When Liz Mullen of Sports Business Journal first reported that the Patriots had approached veteran Chad Ochocinco about restructuring his contract, there was some minor surprise here.
With the fourth highest base salary of any player on the team, and limited production (15 catches in 2011), Ochocinco seemed like a goner. So why might the team be pursuing a possible restructure?
Here is one line of thinking:
As it currently stands, Ochocinco is on the books for about a $4.5 million salary cap charge in 2012. That figure is a combination of the proration of his $4.5 million signing bonus ($1.5 million in 2011, $1.5 million in 2012 and $1.5 million in 2013) and his $3 million base salary for 2012.
That is likely too rich of a salary-cap charge for the team's thinking based on Ochocinco's lack of production. A player at that level should be producing more.
At the same time, if the Patriots cut ties with Ochocinco, they will have about $3 million in dead money on the cap for doing so (the remaining proration of his signing bonus, which could be spread out over 2012 and 2013, if desired).
So perhaps the compromise, if Ochocinco is willing, is to reduce his cap charge to $3 million for 2012. The way to do that is to have him reduce his base salary from $3 million to $1.5 million for 2012.
If Ochocinco did that, then the Patriots could ask the question: Are we a better team with Ochocinco on the club at a $3 million cap charge, or a better team without him but still with the $3 million cap charge (that could be spread over two years)?

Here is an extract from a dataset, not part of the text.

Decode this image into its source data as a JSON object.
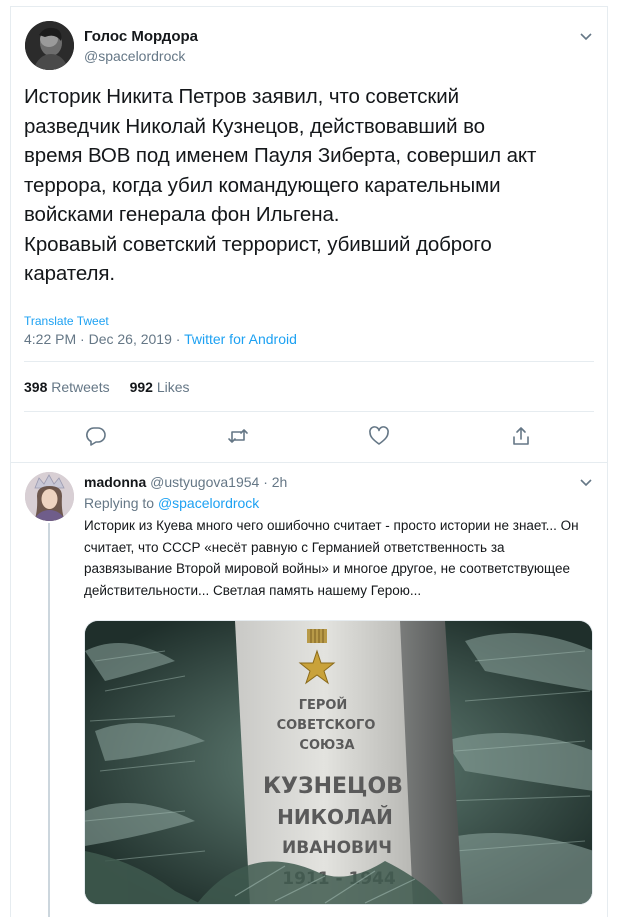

That might be the reason why a restructure is being explored.